» **YOUR GOAL**
Whichever lines include the word "right", copy them as they appear in the data.

::::::::::

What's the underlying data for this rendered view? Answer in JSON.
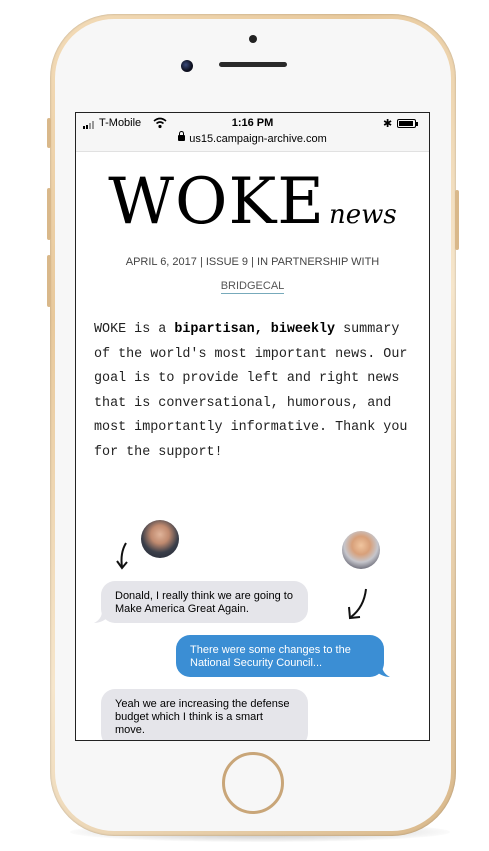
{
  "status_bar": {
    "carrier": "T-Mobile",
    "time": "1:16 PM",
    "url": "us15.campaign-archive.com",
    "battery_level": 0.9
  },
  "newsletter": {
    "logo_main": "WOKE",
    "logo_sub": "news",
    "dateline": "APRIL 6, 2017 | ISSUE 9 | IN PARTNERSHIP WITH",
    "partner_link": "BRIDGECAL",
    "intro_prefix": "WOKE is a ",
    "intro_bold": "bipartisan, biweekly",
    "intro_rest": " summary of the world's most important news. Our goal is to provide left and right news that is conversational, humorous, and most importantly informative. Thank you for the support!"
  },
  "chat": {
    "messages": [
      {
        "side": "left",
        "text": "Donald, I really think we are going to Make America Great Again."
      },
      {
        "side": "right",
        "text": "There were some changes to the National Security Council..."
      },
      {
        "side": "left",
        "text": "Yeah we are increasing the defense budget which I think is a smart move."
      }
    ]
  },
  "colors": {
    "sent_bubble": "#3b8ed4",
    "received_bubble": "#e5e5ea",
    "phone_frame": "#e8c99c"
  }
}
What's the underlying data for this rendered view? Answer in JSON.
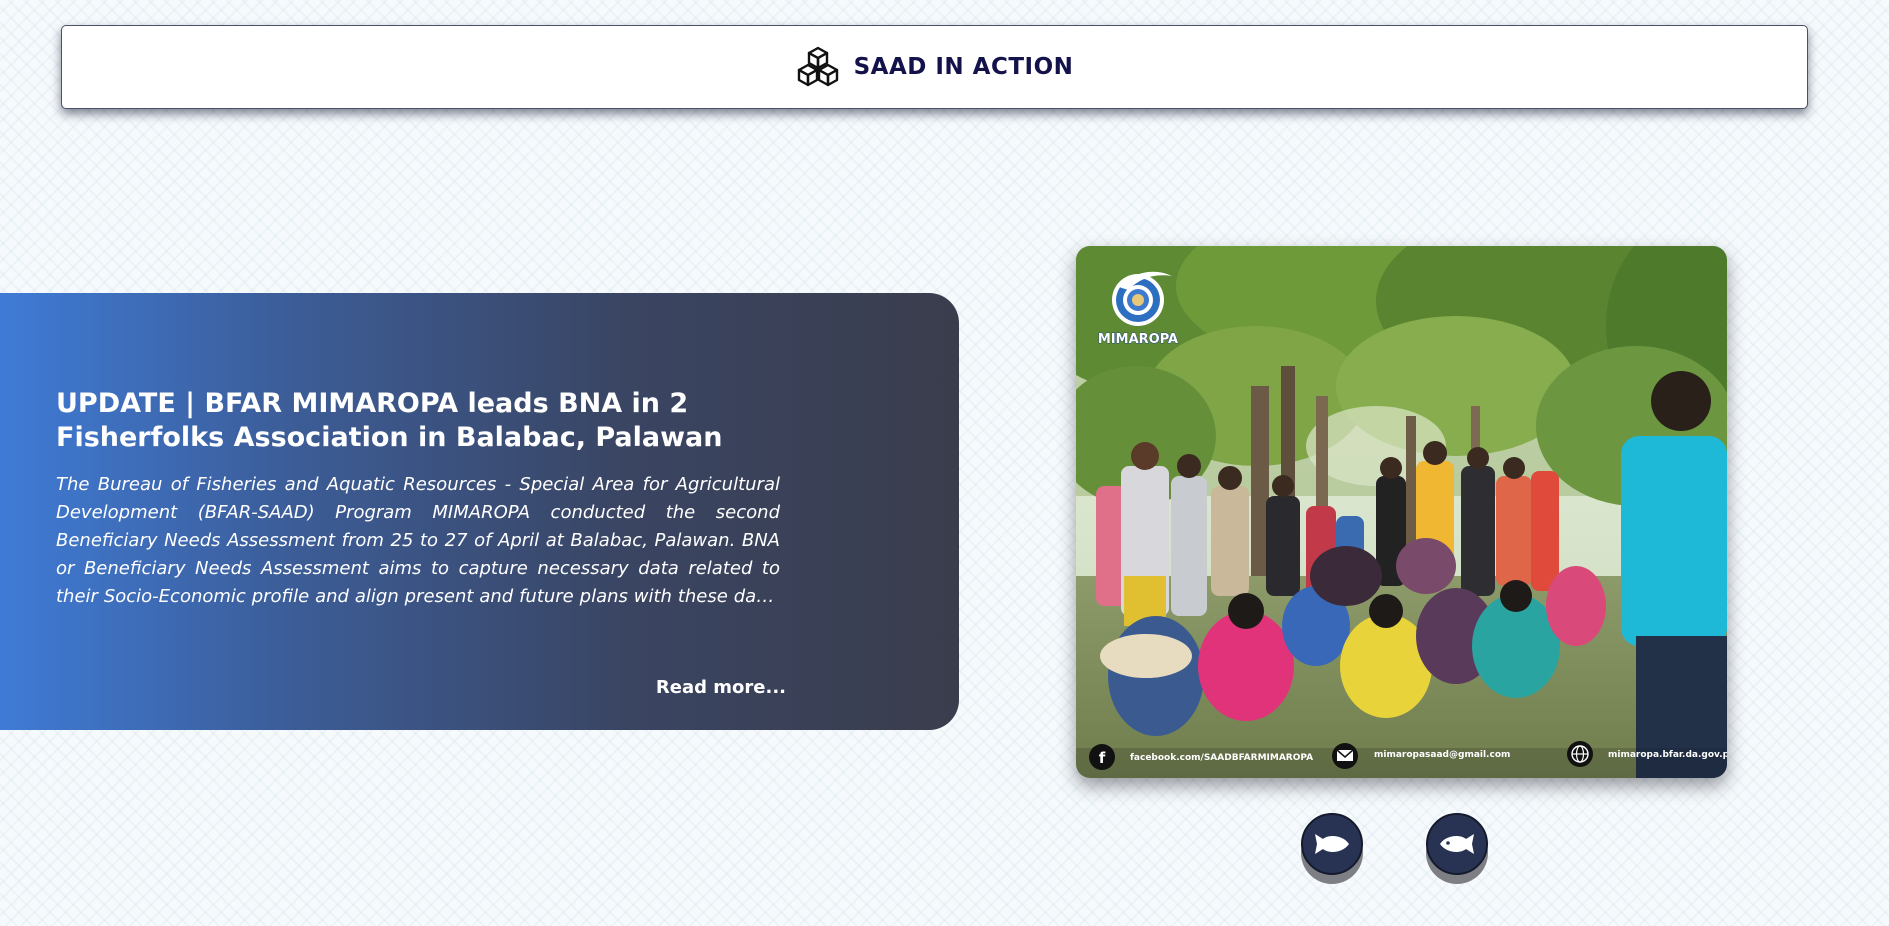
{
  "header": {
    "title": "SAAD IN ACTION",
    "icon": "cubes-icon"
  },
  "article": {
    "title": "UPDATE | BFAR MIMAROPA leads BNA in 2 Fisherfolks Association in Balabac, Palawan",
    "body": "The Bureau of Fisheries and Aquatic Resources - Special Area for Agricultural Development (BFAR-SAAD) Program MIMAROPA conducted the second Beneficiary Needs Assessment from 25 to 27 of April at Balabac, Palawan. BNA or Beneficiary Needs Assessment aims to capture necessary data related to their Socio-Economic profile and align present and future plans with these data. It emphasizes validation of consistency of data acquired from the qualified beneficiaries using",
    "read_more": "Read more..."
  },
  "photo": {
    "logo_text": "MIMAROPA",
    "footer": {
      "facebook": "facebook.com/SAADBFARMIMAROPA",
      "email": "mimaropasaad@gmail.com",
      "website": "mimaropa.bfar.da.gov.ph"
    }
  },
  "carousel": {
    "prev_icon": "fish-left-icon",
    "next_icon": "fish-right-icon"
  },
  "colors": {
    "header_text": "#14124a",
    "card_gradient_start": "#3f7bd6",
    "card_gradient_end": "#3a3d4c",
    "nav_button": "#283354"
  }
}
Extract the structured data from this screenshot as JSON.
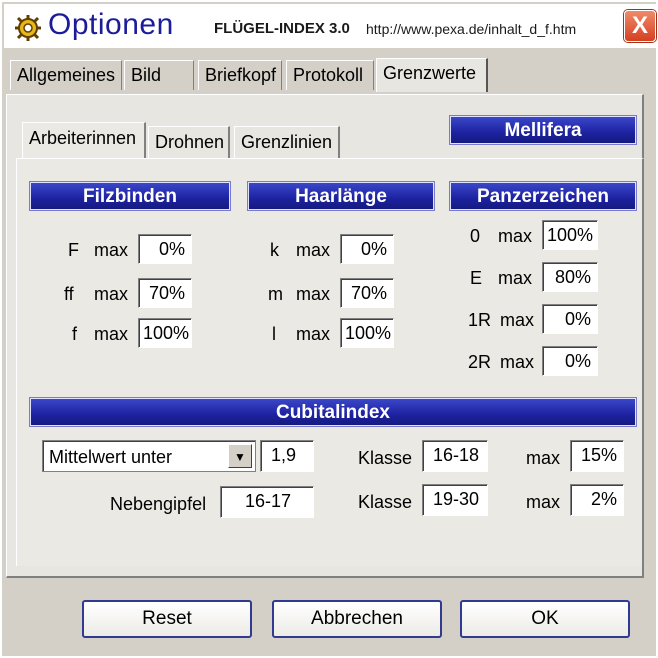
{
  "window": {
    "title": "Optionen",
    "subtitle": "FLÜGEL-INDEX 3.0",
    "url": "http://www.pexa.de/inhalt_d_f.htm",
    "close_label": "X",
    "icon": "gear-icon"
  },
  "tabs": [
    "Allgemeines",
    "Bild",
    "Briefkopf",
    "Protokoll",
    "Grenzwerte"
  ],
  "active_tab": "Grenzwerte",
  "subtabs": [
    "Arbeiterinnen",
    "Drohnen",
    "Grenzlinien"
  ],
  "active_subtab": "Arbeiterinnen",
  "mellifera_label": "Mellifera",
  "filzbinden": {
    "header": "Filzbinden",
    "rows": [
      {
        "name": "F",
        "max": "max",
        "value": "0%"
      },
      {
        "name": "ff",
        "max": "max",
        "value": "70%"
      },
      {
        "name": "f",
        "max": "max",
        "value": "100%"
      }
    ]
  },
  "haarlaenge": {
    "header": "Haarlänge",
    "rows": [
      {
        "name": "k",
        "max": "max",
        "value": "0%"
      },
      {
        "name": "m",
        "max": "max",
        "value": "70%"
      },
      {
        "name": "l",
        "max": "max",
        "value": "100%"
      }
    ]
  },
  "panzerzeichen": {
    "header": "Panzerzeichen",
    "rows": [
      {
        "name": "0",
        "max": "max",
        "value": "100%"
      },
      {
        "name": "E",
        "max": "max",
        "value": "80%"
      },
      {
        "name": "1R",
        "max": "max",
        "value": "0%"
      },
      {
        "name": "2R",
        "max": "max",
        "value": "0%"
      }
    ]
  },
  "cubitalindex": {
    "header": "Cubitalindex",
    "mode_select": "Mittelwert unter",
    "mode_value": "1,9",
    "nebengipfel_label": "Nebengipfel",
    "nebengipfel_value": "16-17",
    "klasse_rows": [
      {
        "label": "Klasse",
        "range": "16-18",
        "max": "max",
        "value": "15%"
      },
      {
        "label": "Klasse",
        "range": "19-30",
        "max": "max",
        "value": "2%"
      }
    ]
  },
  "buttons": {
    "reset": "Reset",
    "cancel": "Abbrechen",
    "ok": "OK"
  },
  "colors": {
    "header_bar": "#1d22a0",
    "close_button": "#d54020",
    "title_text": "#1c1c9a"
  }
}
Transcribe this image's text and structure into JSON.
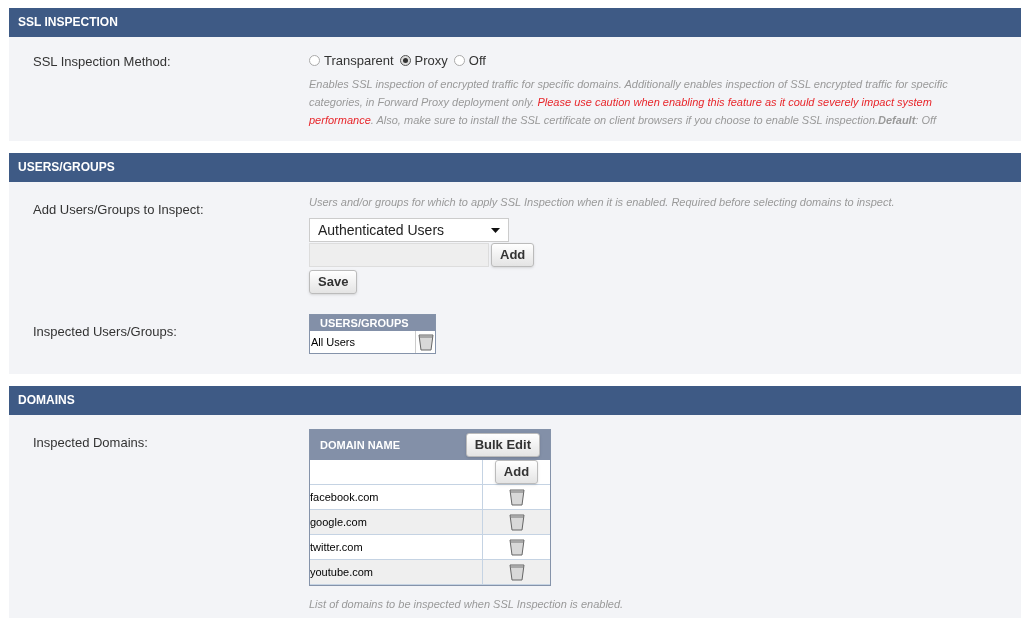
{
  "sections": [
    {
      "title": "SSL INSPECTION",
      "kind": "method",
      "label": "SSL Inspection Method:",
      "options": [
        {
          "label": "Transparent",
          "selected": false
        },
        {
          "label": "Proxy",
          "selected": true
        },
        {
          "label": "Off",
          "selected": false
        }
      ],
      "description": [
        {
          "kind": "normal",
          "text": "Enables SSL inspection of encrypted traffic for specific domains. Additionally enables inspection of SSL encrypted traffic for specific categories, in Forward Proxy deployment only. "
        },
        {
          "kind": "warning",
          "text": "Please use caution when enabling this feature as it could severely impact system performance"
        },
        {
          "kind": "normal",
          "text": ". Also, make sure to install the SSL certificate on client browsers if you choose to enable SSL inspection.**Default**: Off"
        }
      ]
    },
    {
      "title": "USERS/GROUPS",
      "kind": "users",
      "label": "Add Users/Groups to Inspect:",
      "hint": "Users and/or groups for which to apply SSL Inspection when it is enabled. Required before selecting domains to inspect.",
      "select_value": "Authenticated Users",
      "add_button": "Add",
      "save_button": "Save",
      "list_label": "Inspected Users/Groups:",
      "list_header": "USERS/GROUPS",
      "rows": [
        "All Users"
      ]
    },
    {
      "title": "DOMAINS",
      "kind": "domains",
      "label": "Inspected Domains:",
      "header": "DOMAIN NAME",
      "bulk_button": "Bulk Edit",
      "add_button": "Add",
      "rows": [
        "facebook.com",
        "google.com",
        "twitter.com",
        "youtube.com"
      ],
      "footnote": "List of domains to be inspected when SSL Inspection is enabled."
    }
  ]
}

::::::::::

» **FINAL ANSWER**
    "intro_rest": " summary of the world's most important news. Our goal is to provide left and right news that is conversational, humorous, and most importantly informative. Thank you for the support!"
        "side": "right",
    "next_icon": "fish-right-icon"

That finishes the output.